Melbourne is the capital city of the state of Victoria, which is Australia’s second biggest state. Melbourne occupies most of the coastline of Port Phillip Bay. It spreads into the hinterlands towards the Dandenong and Macedon ranges, Mornington Peninsula and Yarra Valley. The wider Melbourne area has a population of around 5 million people. Melbourne wheelchair access if of a high standard, with the city being home to many accessible attractions. The city is home to many of Australia’s best-known cultural institutions, including in the the Melbourne Cricket Ground, the National Gallery of Victoria and the World Heritage-listed Royal Exhibition Building. It is also the birthplace of Australian impressionism, Australian rules football, the Australian film and television industries and Australian contemporary dance. More recently, it has been recognised as a UNESCO City of Literature and a global centre for street art, live music and theatre. Melbourne wheelchair access is first class by world standards with disability access promoted.
Today Melbourne is known for its coffee and laneway cafes. These cobbled laneways can be found from intersections, underpasses and gaps between buildings. Al fresco eateries, one-off shops and cosy little bars all nestle side-by-side in laneways threading throughout the city.
Melbourne Laneways are often the place to find colourful murals and tasty coffee.
We particularly enjoyed the murals in the ‘grunge chic’ Hosier Lane. Located off Flinders Street this laneway has a gallery of evolving street art that’s earned it a place in the guidebooks. If you’re looking to take some ace pics, arrive early so that you don’t need to wait and can take some awesome pictures. The cobblestones are a nuisance, but just go slowly and you should be fine.
Australian Centre of The Moving Image
The Australian Centre for the Moving Image (ACMI) is a world first, state-of-the-art facility for exhibiting, promoting and preserving Victorian, Australian and international screen content,
including film, television, games, video and digital media.
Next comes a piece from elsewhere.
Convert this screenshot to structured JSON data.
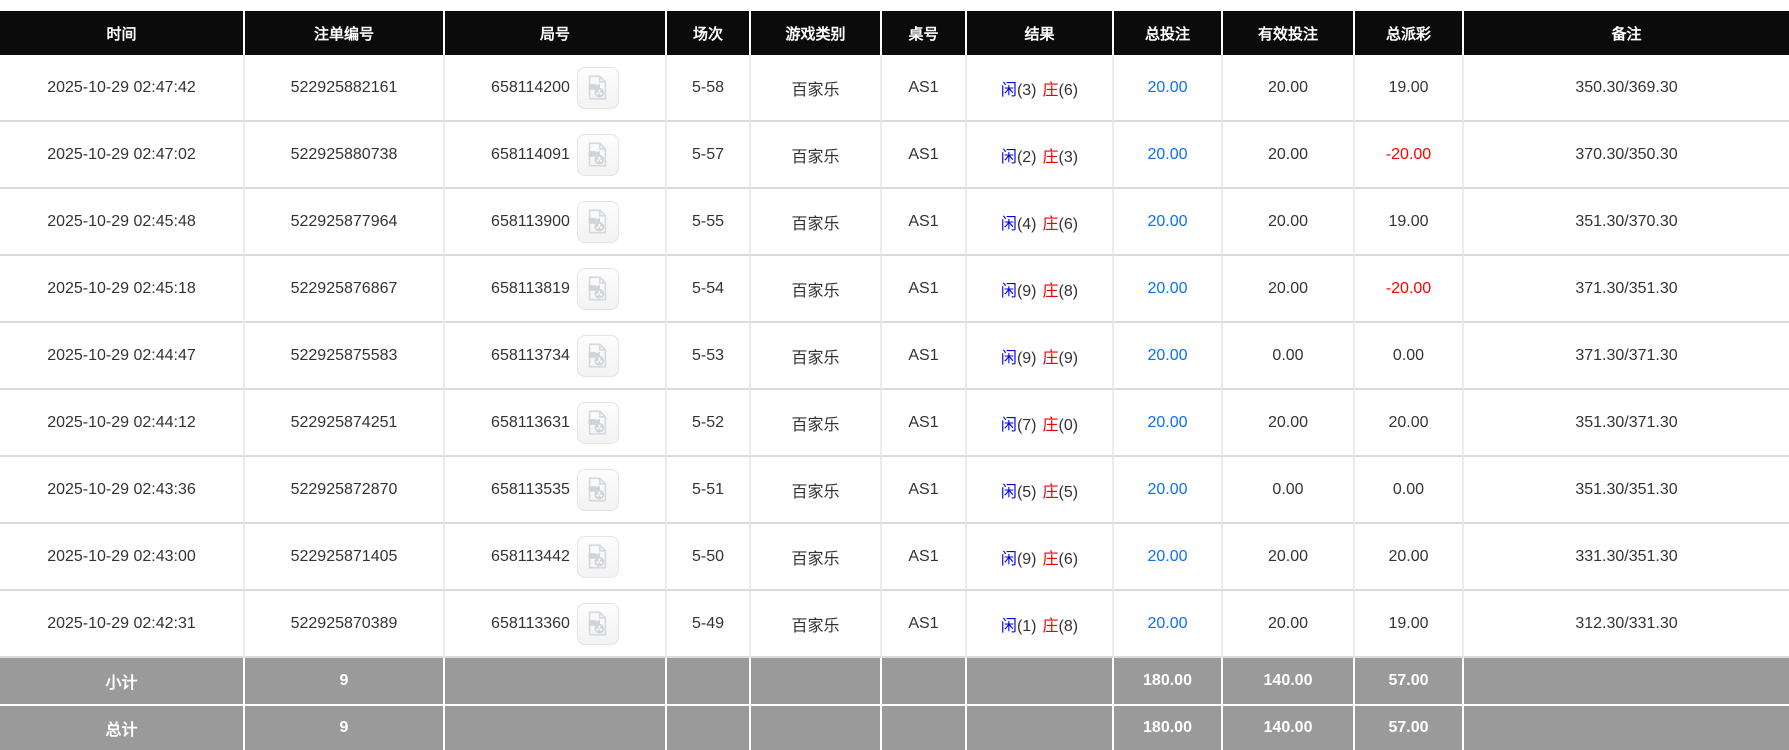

ACMI is a museum, a library, an arts centre, a gallery, an education centre and a studio. Located at Federation Square, ACMI has excellent disability access.
There was an amazing large and diverse range of historical and contemporary cinema everything from a replica of Mad Max’s car to Dame Edna Everage. It was a joy to re-live important moments from Australian history in TV and cinema, with material from everything from documentaries to television dramas. We thoroughly enjoyed ACMI. The wheelchair access was excellent and the staff helpful.
The Queen Victoria Market
The Queen Victoria Market has good access and it is well worth spending half a day there.
Also known affectionately as ‘Vic Market’ or ‘Queen Vic’, the Queen Victoria Market has been the heart and soul of Melbourne for more than a century.
This historic landmark spread over two city blocks, it’s a vibrant and bustling inner-city Market where you can shop for everything from Australian fruit and vegetables, and local and imported gourmet foods, to cosmetics, clothing and souvenirs.
Their Night Market runs seasonally over Summer and Winter, Wednesdays from 5pm.
Must see attractions
The Eureka Skydeck is a great introduction to Melbourne. Located in Southbank, the Skydeck allows you to get a magnificent view of the city so you can get a sense of where things are.
The National Gallery and the Melbourne Museum are simply ‘must see’ attractions you should not miss out of while you are in Melbourne.
Other attractions to visit include Southbank, Melbourne Zoo, Melbourne Aquarium, St Paul’s Cathedral, Fitzroy Gardens, The Docklands and the Melbourne Star Observation Wheel.
Attractions and Opportunities
Melbourne wheelchair access starts at the airport. The airport has excellent disabled access around the airport, including within the terminals, as well as in the car parks and pick up/drop off zones. They have a comprehensive guide to disabled access at Melbourne Airport inm their download our Disabled Access Facilitation Plan but most the information you will need is available on this page of their website.
Melbourne is the only city in Australia which retains a network of trams. There are more than 400 accessible stops across the whole tram network to complement low floor trams. Trams share road space on most Melbourne thoroughfares. Services run regularly from 5.00am to midnight Monday to Thursday, and to around 1.30am Friday and Saturday nights. On Sunday, trams run 7.00am to 11.00pm. Many tram services link to bus and train routes. Plan your trip with Public Transport Victoria’s journey planner
There are wheelchair access busses, but if you are visiting the city area, we recommend using the trams. They have access and will get you around the city free of charge.